"""
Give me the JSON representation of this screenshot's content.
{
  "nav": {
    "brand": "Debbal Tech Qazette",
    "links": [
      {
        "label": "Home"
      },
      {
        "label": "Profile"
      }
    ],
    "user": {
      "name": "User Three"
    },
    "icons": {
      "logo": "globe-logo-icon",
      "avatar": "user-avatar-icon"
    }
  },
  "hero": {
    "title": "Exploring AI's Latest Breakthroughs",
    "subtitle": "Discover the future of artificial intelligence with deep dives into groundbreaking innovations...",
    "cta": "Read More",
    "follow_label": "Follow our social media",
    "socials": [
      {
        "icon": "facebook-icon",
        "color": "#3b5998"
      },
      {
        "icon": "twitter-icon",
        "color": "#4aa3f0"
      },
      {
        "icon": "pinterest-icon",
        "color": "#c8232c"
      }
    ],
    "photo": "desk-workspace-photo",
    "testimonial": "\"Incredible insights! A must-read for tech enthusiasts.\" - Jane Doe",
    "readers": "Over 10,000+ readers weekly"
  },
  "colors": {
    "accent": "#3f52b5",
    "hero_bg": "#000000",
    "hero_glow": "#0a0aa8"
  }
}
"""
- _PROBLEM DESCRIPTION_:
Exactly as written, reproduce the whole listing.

- _OUTPUT OF THE EXERCISE_:
Give me the JSON representation of this screenshot's content.
{
  "nav": {
    "brand": "Debbal Tech Qazette",
    "links": [
      {
        "label": "Home"
      },
      {
        "label": "Profile"
      }
    ],
    "user": {
      "name": "User Three"
    },
    "icons": {
      "logo": "globe-logo-icon",
      "avatar": "user-avatar-icon"
    }
  },
  "hero": {
    "title": "Exploring AI's Latest Breakthroughs",
    "subtitle": "Discover the future of artificial intelligence with deep dives into groundbreaking innovations...",
    "cta": "Read More",
    "follow_label": "Follow our social media",
    "socials": [
      {
        "icon": "facebook-icon",
        "color": "#3b5998"
      },
      {
        "icon": "twitter-icon",
        "color": "#4aa3f0"
      },
      {
        "icon": "pinterest-icon",
        "color": "#c8232c"
      }
    ],
    "photo": "desk-workspace-photo",
    "testimonial": "\"Incredible insights! A must-read for tech enthusiasts.\" - Jane Doe",
    "readers": "Over 10,000+ readers weekly"
  },
  "colors": {
    "accent": "#3f52b5",
    "hero_bg": "#000000",
    "hero_glow": "#0a0aa8"
  }
}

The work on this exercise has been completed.